Once the line containing "Read all visible content and emit it as JSON." is found, retype it and each line after it through the last entry below, word for word, and nothing else.
===== MATERIAL FOR THIS TASK =====
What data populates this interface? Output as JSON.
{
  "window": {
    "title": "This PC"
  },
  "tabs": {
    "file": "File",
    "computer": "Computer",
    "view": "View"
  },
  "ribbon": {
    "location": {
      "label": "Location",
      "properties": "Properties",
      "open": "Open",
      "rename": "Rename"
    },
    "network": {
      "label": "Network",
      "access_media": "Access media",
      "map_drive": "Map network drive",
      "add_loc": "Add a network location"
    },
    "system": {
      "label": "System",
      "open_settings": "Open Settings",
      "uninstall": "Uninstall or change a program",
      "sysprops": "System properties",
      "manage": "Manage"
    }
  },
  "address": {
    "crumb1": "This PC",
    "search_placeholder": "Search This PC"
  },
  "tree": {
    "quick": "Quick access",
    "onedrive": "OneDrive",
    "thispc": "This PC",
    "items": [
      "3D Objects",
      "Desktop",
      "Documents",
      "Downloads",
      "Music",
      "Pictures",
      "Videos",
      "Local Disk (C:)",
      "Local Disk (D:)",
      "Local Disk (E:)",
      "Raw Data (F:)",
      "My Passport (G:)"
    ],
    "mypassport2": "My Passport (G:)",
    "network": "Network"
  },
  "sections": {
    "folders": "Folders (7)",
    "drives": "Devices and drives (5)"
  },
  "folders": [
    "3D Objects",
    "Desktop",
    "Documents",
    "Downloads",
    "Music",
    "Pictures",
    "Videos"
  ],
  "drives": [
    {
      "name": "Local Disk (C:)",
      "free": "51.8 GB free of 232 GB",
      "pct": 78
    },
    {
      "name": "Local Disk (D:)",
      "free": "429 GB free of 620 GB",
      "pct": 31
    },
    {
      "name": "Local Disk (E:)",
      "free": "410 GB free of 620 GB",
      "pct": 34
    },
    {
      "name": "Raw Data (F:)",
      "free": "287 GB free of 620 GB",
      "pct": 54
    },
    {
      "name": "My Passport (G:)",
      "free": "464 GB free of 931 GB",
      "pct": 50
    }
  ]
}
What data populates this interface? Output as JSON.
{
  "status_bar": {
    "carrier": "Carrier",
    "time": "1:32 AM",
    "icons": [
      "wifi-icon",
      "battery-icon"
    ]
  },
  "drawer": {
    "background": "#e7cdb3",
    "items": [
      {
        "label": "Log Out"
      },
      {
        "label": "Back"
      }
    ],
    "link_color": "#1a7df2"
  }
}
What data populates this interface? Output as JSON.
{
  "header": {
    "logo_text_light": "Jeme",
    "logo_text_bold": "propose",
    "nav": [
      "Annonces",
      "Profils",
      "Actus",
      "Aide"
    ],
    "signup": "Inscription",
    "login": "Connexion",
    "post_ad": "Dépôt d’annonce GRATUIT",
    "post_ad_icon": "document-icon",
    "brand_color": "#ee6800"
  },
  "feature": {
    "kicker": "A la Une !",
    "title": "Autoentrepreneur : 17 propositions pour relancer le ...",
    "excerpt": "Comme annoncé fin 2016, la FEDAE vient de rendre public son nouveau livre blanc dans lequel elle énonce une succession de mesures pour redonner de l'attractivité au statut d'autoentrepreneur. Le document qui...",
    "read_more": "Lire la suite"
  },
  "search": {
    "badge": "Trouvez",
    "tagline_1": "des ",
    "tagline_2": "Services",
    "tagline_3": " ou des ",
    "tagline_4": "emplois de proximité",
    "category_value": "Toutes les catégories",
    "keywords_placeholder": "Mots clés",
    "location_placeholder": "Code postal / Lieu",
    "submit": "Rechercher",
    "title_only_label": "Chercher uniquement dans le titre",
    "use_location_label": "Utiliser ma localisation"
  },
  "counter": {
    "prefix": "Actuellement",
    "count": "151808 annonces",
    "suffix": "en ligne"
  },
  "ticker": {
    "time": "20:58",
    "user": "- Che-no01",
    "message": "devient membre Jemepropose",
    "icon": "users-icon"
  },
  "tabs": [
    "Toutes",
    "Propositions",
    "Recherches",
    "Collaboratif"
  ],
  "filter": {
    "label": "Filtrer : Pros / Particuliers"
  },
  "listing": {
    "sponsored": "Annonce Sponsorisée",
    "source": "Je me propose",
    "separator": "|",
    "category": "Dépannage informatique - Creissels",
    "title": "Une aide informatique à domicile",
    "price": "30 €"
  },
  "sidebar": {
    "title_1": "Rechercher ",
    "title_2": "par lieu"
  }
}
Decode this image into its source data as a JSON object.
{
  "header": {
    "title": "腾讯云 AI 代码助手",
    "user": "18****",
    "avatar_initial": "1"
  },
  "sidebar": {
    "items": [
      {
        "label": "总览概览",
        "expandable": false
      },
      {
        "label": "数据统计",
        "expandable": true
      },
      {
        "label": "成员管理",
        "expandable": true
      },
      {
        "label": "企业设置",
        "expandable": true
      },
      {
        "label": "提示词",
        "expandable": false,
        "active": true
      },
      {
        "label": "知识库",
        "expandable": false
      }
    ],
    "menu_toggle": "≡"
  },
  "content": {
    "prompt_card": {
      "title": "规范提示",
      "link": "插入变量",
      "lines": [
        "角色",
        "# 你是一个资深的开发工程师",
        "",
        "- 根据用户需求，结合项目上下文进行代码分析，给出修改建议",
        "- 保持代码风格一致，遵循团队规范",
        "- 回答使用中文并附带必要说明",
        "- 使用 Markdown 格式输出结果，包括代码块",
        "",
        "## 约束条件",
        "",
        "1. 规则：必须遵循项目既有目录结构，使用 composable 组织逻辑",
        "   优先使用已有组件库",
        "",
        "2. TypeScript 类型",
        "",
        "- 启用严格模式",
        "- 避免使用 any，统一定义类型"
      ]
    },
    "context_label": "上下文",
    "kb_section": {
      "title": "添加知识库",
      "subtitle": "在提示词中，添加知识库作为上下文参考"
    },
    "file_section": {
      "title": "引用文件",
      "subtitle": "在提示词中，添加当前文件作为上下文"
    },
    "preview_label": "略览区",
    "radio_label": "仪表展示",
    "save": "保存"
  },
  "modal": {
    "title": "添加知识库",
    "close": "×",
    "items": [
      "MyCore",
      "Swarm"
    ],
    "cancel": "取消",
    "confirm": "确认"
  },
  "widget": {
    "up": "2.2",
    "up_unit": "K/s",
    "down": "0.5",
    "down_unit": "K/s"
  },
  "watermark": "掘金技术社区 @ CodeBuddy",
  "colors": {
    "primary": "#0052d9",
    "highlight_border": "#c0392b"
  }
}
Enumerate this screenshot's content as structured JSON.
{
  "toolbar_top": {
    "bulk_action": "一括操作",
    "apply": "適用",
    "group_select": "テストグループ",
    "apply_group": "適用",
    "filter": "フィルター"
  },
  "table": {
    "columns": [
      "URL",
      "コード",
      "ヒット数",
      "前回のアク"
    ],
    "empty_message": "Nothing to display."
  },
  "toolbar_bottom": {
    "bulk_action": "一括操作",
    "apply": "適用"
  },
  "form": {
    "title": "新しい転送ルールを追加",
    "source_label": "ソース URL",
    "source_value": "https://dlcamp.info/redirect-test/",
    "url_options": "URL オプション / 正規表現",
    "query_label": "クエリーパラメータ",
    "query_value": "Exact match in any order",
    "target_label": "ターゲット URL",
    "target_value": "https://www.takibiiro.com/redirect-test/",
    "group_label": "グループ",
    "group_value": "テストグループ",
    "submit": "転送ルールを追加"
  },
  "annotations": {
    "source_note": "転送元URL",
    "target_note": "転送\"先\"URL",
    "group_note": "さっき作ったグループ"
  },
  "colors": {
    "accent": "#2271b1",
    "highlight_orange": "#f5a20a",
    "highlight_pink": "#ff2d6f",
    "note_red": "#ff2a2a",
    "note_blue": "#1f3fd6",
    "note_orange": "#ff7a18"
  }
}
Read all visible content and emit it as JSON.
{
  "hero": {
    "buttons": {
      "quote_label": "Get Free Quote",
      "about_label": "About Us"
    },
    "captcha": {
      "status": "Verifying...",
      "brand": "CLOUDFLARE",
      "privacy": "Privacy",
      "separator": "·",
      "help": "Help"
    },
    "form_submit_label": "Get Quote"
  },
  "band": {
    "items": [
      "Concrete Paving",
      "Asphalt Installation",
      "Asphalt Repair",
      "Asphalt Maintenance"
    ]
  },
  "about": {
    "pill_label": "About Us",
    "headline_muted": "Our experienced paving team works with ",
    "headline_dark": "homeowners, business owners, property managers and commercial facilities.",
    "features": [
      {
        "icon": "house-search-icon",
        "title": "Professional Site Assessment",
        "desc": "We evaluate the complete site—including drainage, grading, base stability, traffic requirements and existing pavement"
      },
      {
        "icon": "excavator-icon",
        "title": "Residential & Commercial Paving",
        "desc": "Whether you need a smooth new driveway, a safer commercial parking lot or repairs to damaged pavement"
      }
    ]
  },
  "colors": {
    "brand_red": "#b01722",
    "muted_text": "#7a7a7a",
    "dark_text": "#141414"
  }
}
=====
| ANSWER TO THIS PROBLEM |
Read all visible content and emit it as JSON.
{
  "hero": {
    "buttons": {
      "quote_label": "Get Free Quote",
      "about_label": "About Us"
    },
    "captcha": {
      "status": "Verifying...",
      "brand": "CLOUDFLARE",
      "privacy": "Privacy",
      "separator": "·",
      "help": "Help"
    },
    "form_submit_label": "Get Quote"
  },
  "band": {
    "items": [
      "Concrete Paving",
      "Asphalt Installation",
      "Asphalt Repair",
      "Asphalt Maintenance"
    ]
  },
  "about": {
    "pill_label": "About Us",
    "headline_muted": "Our experienced paving team works with ",
    "headline_dark": "homeowners, business owners, property managers and commercial facilities.",
    "features": [
      {
        "icon": "house-search-icon",
        "title": "Professional Site Assessment",
        "desc": "We evaluate the complete site—including drainage, grading, base stability, traffic requirements and existing pavement"
      },
      {
        "icon": "excavator-icon",
        "title": "Residential & Commercial Paving",
        "desc": "Whether you need a smooth new driveway, a safer commercial parking lot or repairs to damaged pavement"
      }
    ]
  },
  "colors": {
    "brand_red": "#b01722",
    "muted_text": "#7a7a7a",
    "dark_text": "#141414"
  }
}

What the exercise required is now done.